Genetic hearing loss is one of the main causes which leads to deafness, and there’s nothing you can do about it. However, a team of researchers used the popular gene-editing technique CRISPR prevent some baby mice from going deaf because of this congenital condition. Now, researchers hope they can apply the same treatment to humans as well.
Deafness is genetically inherited in half of the cases
About half of all cases of deafness are inherited, which leaves us with limited options of treatment. This means the deafness traits are present in the genes, so the rapid emergence of gene-editing methods like CRISPR can be one of the best solutions for this kind of problems.
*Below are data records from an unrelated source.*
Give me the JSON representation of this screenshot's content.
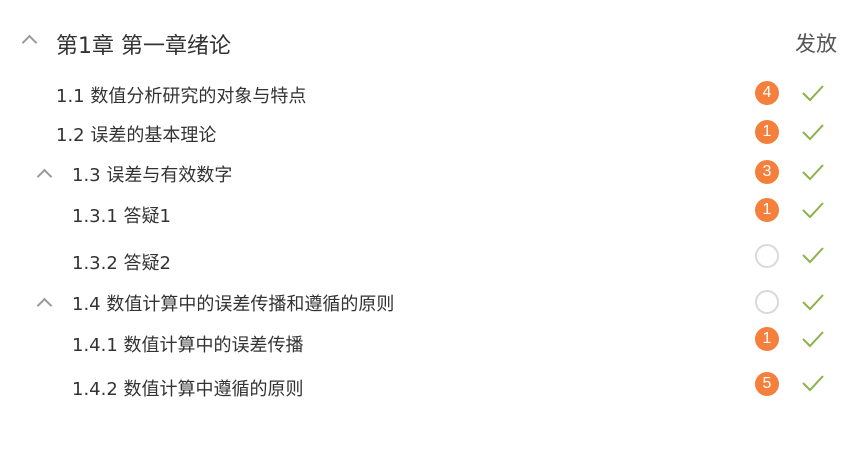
{
  "chapter": {
    "title": "第1章 第一章绪论",
    "publish_label": "发放"
  },
  "items": [
    {
      "label": "1.1  数值分析研究的对象与特点",
      "badge": "4"
    },
    {
      "label": "1.2  误差的基本理论",
      "badge": "1"
    },
    {
      "label": "1.3  误差与有效数字",
      "badge": "3"
    },
    {
      "label": "1.3.1 答疑1",
      "badge": "1"
    },
    {
      "label": "1.3.2 答疑2",
      "badge": ""
    },
    {
      "label": "1.4  数值计算中的误差传播和遵循的原则",
      "badge": ""
    },
    {
      "label": "1.4.1 数值计算中的误差传播",
      "badge": "1"
    },
    {
      "label": "1.4.2 数值计算中遵循的原则",
      "badge": "5"
    }
  ],
  "colors": {
    "badge": "#f57f3c",
    "check": "#8bb34a",
    "chevron": "#9a9a9a"
  }
}
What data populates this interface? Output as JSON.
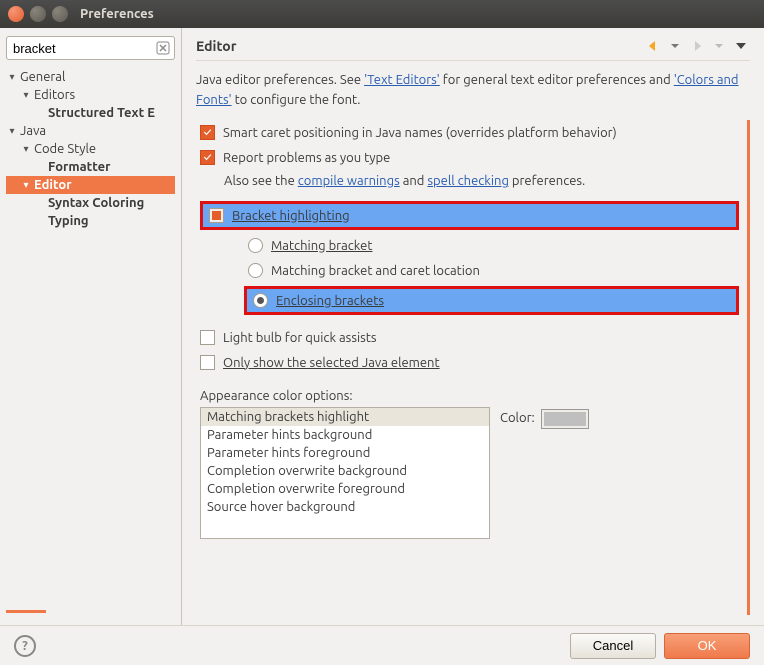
{
  "window": {
    "title": "Preferences"
  },
  "search": {
    "value": "bracket"
  },
  "tree": [
    {
      "label": "General",
      "level": 0,
      "expanded": true,
      "bold": false
    },
    {
      "label": "Editors",
      "level": 1,
      "expanded": true,
      "bold": false
    },
    {
      "label": "Structured Text E",
      "level": 2,
      "expanded": false,
      "bold": true
    },
    {
      "label": "Java",
      "level": 0,
      "expanded": true,
      "bold": false
    },
    {
      "label": "Code Style",
      "level": 1,
      "expanded": true,
      "bold": false
    },
    {
      "label": "Formatter",
      "level": 2,
      "expanded": false,
      "bold": true
    },
    {
      "label": "Editor",
      "level": 1,
      "expanded": true,
      "bold": true,
      "selected": true
    },
    {
      "label": "Syntax Coloring",
      "level": 2,
      "expanded": false,
      "bold": true
    },
    {
      "label": "Typing",
      "level": 2,
      "expanded": false,
      "bold": true
    }
  ],
  "header": {
    "title": "Editor"
  },
  "descr": {
    "prefix": "Java editor preferences. See ",
    "link1": "'Text Editors'",
    "mid": " for general text editor preferences and ",
    "link2": "'Colors and Fonts'",
    "suffix": " to configure the font."
  },
  "opts": {
    "smartCaret": "Smart caret positioning in Java names (overrides platform behavior)",
    "reportProblems": "Report problems as you type",
    "alsoSeePrefix": "Also see the ",
    "compileWarnings": "compile warnings",
    "alsoSeeMid": " and ",
    "spellChecking": "spell checking",
    "alsoSeeSuffix": " preferences.",
    "bracketHighlighting": "Bracket highlighting",
    "matchingBracket": "Matching bracket",
    "matchingBracketCaret": "Matching bracket and caret location",
    "enclosingBrackets": "Enclosing brackets",
    "lightBulb": "Light bulb for quick assists",
    "onlyShow": "Only show the selected Java element"
  },
  "colorSection": {
    "label": "Appearance color options:",
    "colorLabel": "Color:",
    "items": [
      "Matching brackets highlight",
      "Parameter hints background",
      "Parameter hints foreground",
      "Completion overwrite background",
      "Completion overwrite foreground",
      "Source hover background"
    ]
  },
  "footer": {
    "cancel": "Cancel",
    "ok": "OK"
  }
}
Researchers decided to explore the effectiveness of CRISPR in this congenital hearing loss issue, and discovered that only one injection containing the gene-editing tools could prevent baby mice from going deaf when there was apparently no other solution.
The gene-editing technique erased the mutated gene
At first, researchers had to identify the mutated gene which could cause deafness. This was Tmc1, which leads to the gradual loss of the hair cells of the inner year over time. These cells are essential in creating the hearing sensation, as they pick up all the sound vibrations and then transmit them to the nerves. If a child inherits the mutated gene, the hairs will gradually degrade until they go completely deaf.
However, the child must have a non-mutated version of the gene as well, inherited from the other parent. Therefore, researchers decided to see if they could use CRISPR to delete the mutated gene. They tested it on mice with inherited deafness and, after eight weeks, the hairs in the inner ear resembled those of healthy mice. Also, the hearing test came back positive.